Northumbria University is still reeling from a cyber-attack which forced it to reschedule exams and close its entire campus in Newcastle-Upon-Tyne.
Deputy vice chancellor, Peter Francis, told students on Monday that the “cyber incident” had caused “significant operational disruption” and that work was underway to restore IT systems as quickly as possible.
“For the remainder of this week, there will be no student access to campus whilst we work on restoring our network and connected services,” he continued.
“During the time it will take to restore our key systems, which we hope will be short, you will not have access to the student portal, blackboard and potentially other university platforms which you use in your day-to-day studies. We have temporarily switched these services off as a precautionary measure.”
The university also tweeted last week that exams had to be cancelled and that it was unable to take calls about clearing, a vital part of the academic calendar in which UK universities and colleges seek to fill places they still have on courses.
Although not officially named, the attack bears all the hallmarks of ransomware. Financially motivated cyber-criminals have been increasingly focusing on the education sector of late as institutions are thought to be more exposed to attacks and under tremendous commercial pressure to ensure uptime for staff and students.
Data released last month revealed that a third of UK universities have been attacked with ransomware in the past decade.
Most recently, a ransomware outage and data breach at US IT services company Blackbaud affected countless educational institutions in the UK and elsewhere. It’s not known if the Northumbria University attack also featured data theft.
Webroot senior threat research analyst, Kelvin Murray, argued that the distributed nature of many university networks makes them hard to manage and secure.
“To get to grips with cybersecurity, institutions need to engage cyber-resilience plans to protect their IT infrastructure and data, regardless of the crisis. IT teams must properly audit all machines connected to their networks and the data they hold,” he added.
“Security awareness training should be implemented for staff and students from day one, ensuring that they are vigilant in scrutinizing the emails they receive.

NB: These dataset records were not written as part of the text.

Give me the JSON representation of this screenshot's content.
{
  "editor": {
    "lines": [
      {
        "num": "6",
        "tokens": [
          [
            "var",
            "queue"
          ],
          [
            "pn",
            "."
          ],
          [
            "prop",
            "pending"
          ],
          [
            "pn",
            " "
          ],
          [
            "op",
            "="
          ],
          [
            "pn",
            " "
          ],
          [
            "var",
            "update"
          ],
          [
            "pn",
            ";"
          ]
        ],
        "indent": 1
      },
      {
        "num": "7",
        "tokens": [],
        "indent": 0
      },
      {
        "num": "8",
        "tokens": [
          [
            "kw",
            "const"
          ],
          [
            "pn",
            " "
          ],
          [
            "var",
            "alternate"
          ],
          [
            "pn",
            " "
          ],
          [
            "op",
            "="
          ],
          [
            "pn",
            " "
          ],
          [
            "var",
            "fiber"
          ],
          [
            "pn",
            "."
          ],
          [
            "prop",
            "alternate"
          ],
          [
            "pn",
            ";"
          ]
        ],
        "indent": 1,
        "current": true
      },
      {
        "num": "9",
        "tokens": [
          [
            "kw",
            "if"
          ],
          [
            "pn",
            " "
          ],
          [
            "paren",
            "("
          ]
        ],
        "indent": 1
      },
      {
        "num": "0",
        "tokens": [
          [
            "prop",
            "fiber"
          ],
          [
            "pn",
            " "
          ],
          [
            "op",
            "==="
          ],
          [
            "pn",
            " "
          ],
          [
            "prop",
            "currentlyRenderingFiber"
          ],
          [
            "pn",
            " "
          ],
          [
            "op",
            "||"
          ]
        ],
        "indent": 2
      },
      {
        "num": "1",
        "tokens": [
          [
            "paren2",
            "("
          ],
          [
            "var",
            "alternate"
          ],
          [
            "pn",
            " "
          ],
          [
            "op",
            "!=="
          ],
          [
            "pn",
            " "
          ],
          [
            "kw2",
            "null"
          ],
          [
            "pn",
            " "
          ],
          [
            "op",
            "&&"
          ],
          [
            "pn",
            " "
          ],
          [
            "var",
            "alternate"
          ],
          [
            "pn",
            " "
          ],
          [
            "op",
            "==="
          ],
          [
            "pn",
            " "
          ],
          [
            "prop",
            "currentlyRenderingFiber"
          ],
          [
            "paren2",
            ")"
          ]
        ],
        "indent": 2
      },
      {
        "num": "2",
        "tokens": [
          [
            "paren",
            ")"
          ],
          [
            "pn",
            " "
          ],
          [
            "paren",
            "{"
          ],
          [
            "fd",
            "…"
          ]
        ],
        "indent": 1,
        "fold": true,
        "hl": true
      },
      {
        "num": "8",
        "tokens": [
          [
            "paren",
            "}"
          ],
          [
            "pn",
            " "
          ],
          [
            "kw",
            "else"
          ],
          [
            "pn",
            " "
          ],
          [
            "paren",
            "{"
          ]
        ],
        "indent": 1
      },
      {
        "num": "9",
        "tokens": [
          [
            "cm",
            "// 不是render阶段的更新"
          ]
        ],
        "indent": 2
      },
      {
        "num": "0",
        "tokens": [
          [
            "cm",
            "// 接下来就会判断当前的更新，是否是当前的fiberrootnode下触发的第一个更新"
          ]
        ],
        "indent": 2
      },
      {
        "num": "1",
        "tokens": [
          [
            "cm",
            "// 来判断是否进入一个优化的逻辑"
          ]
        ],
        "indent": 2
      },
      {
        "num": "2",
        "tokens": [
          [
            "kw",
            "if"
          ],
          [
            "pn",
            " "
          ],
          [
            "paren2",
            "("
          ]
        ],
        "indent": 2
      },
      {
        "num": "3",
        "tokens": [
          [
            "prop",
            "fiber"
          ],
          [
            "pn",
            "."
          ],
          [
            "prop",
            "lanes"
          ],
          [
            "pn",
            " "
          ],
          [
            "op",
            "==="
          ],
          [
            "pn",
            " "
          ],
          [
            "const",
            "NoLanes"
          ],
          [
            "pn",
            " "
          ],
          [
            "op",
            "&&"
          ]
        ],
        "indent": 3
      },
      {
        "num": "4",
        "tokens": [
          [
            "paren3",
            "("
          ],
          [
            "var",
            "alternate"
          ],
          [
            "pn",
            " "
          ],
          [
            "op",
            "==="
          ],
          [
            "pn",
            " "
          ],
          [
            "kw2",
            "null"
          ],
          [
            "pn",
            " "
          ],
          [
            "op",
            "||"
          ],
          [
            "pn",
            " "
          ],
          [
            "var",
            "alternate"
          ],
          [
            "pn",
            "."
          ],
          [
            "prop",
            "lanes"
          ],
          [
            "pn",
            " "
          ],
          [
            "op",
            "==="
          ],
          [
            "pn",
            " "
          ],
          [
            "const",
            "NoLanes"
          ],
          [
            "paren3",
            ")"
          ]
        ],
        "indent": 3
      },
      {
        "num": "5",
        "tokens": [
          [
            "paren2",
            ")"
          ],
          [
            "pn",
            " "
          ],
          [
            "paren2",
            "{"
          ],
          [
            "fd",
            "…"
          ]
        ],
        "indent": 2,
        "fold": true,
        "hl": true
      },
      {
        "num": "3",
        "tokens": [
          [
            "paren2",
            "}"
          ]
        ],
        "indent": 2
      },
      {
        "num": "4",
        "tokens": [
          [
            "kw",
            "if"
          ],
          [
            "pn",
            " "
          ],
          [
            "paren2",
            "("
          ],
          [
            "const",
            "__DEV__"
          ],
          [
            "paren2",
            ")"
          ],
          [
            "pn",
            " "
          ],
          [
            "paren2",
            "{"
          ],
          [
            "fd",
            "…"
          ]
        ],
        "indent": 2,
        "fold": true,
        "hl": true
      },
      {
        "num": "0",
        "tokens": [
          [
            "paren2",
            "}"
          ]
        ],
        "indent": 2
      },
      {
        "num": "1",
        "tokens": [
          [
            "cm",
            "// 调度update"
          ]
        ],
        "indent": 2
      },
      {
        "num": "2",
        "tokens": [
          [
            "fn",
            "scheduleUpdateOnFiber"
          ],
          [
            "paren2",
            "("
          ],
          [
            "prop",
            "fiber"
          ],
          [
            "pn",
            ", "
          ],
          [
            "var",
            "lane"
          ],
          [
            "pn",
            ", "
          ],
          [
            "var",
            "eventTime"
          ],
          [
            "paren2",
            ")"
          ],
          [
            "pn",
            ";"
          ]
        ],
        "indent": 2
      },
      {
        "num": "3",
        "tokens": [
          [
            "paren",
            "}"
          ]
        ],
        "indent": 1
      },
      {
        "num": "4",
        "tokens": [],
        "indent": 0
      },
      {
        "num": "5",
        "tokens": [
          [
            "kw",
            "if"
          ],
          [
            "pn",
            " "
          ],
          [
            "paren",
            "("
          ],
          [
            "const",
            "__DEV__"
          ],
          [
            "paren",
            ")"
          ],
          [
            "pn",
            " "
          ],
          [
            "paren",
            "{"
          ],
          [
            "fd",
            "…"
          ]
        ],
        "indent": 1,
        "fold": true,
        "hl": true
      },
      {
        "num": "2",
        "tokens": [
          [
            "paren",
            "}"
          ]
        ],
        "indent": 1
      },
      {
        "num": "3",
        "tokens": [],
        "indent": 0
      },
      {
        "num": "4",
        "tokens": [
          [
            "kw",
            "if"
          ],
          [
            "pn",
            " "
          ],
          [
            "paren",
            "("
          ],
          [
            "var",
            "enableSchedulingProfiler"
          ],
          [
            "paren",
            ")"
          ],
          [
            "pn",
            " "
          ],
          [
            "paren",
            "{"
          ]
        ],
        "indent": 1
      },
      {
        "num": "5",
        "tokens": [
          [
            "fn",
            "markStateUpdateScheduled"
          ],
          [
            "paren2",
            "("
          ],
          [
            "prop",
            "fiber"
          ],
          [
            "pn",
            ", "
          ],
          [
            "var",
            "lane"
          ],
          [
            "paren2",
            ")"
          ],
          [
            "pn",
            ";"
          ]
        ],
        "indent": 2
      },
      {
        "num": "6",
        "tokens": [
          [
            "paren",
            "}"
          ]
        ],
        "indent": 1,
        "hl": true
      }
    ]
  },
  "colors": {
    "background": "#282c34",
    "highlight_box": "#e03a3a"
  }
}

This should be underpinned by cybersecurity technology such as email filtering, anti-virus protection, and sensible password policies.”